However, he cautioned that “it doesn’t imply we can do everything. You can only do what you have the physical resources for, and you can only do what you have the collective political will to organise those resources for”.
Inflation as an issue of industrial policy instead of macroeconomics
For example, “if we decided to do an absolutely gigantic green investment boom, then the capacity of solar panel producers would be absolutely binding on that project. And if we went too far, we would run up against inflation style constraints. But the problem would be the supply bottleneck in solar, not too much money”, Tooze explained.
Applied to the current debates about inflation, Tooze argued that it should be tackled in terms of industrial policy instead of in macroeconomic terms.
“Evidently, you wouldn’t want to embark on a project of increased demand for microchips, right now”, he pointed out, hinting at the current global supply shortage of microchips.
“When you start to evaluate what we actually can do, the macroeconomics rapidly breaks down and you end up in the zone of industrial policy… and we’re not very well equipped to do that in terms of policymaking.
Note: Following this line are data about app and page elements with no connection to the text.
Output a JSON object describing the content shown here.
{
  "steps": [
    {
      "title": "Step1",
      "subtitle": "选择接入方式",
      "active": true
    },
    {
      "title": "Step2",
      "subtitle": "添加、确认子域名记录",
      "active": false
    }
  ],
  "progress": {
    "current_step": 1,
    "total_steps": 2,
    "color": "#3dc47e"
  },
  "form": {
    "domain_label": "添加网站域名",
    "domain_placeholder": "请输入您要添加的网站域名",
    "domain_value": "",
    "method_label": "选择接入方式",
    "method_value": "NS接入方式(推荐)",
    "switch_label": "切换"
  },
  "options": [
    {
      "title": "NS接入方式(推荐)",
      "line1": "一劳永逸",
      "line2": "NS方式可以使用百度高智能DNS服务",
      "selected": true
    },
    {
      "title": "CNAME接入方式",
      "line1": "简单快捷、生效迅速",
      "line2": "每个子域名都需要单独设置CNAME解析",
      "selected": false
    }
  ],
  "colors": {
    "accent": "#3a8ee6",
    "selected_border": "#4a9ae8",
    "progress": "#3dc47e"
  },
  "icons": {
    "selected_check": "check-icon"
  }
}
Part of what makes the current debate about inflation so difficult is that we insist on having it in macroeconomic terms,” he commented.
“Growth, growth, growth”
In October, the Commission launched a review of the EU’s fiscal rules, which Tooze called a “terrible mistake”.
“The debate should not have been conceded to the fiscal hawks who insisted we have it. The idea of having [the fiscal rules] in the first place is at this point obsolete,” he argued.
“We have a technique for stabilising this and making it no issue for anyone. It costs no one anything de facto. But forcing the issue is a recipe for conflict within European politics”, Tooze added.
Instead of discussing fiscal rules, Tooze would prefer the EU to focus on completing the recovery from the pandemic.
“The first priority for European policy should be to allocate €100 billion towards completing the global vaccine rollout. Because the one thing that would truly destroy Europe’s prospects is a variant worse than delta,” he said.
“And then the question is growth, growth, growth”, Tooze said, stressing the importance of increasing employment.
To him, the Maastricht model, mandating a debt to GDP level of no more than 60% and a deficit of no more than 3% of GDP has become obsolete. Also raising the debt level, as economists of the Europan Stability Mechanism proposed, would not be of much use, according to Tooze.
“The fact of the matter is that we have diverged dramatically. Most of the origin of that divergence lies in the 1980s, when the Italian debt blew out,” Tooze argued.
“The current Italian workforce has practically nothing to do with it but it has been living with a fiscal discipline of a type no one in Northern Europe has experienced in recent generations.”
According to Tooze, this divergence would make the debate about fiscal rules extremely difficult.
“We don’t need a single number to which everyone converges.”
[Edited by Zoran Radosavljevic]